From the start, a Centereach woman was clear during a 911 call about the cause of the violence that was tearing through her house and ultimately left her grandmother beaten to death.
"My fiance is having a seizure," Denise Razzano said on a recorded 911 call played in state Supreme Court in Riverhead Tuesday. "He's very, very violent, just like the last time. He has a history of seizures."
Assistant District Attorney Glenn Kurtzrock played the recording at the trial of Robert Waters, 24, who lived with Razzano and her grandmother, Florence Troiani, 90. He is charged with second-degree murder. His defense is expected to argue that he was not responsible for his actions on June 21, 2011, because he was in the midst of a seizure. Justice Fernando Camacho is trying the case without a jury.
An increasingly frantic Razzano told the 911 operator she was worried what might happen to her grandmother. The Suffolk chief medical examiner testified Tuesday that Troiani suffered a brutal beating that left her with six broken bones in her back and a 2 1/2-inch rip in her heart.
"He tossed everything in the . . . [expletive] house," Razzano said. "He's breaking everything in my house . . . I'm scared for my grandmother's life."
But she said she was worried for him, too.
"He doesn't know what's going on," she said. "He's delirious. He doesn't know where he is. He doesn't know who he is."
Later that night, at Stony Brook University Hospital, Det. Thomas Walsh said Waters told him he didn't remember what happened. He said Waters told him he remembered watching "Law & Order" and the next thing he knew, he was in an ambulance.
Walsh said Waters told him that since a video-game-induced seizure the previous December, he had been taking the anti-seizure medicine Gabapentin until a week or two before the killing, when a doctor took him off it after an MRI. He also said Waters told him he had stopped taking the anti-anxiety medicine Xanax a few days before.
Walsh also said Waters told him "he got mad at Grandma and he did something stupid. He said Grandma had medications she didn't use, such as Percocet [a painkiller], that he could use."
Walsh said Waters told him, "Grandma's gone. I'm responsible."
During cross-examination by defense attorney Anthony La Pinta, Walsh agreed that Waters' answers sometimes seemed unfocused.
Dr. Michael Caplan testified about Troiani's autopsy and concluded that her many injuries were consistent with repeated blows by fists or feet and not consistent with a fall. Some of the injuries to her hands likely came as she covered her head during the beating, Caplan said.

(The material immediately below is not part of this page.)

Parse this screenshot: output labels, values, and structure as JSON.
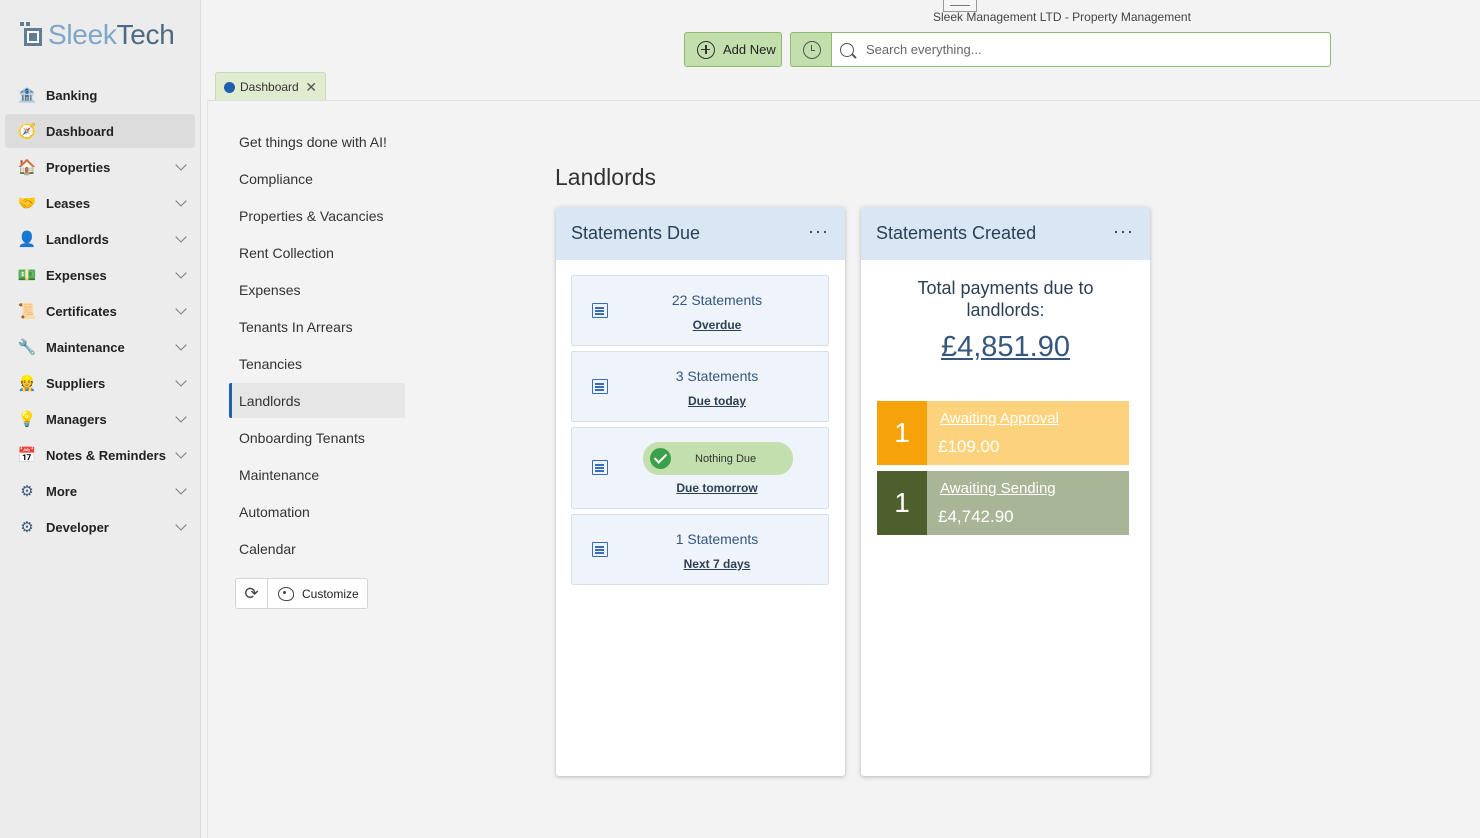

In response to a question by Camacho, Caplan said she was hit at least 25 to 30 times.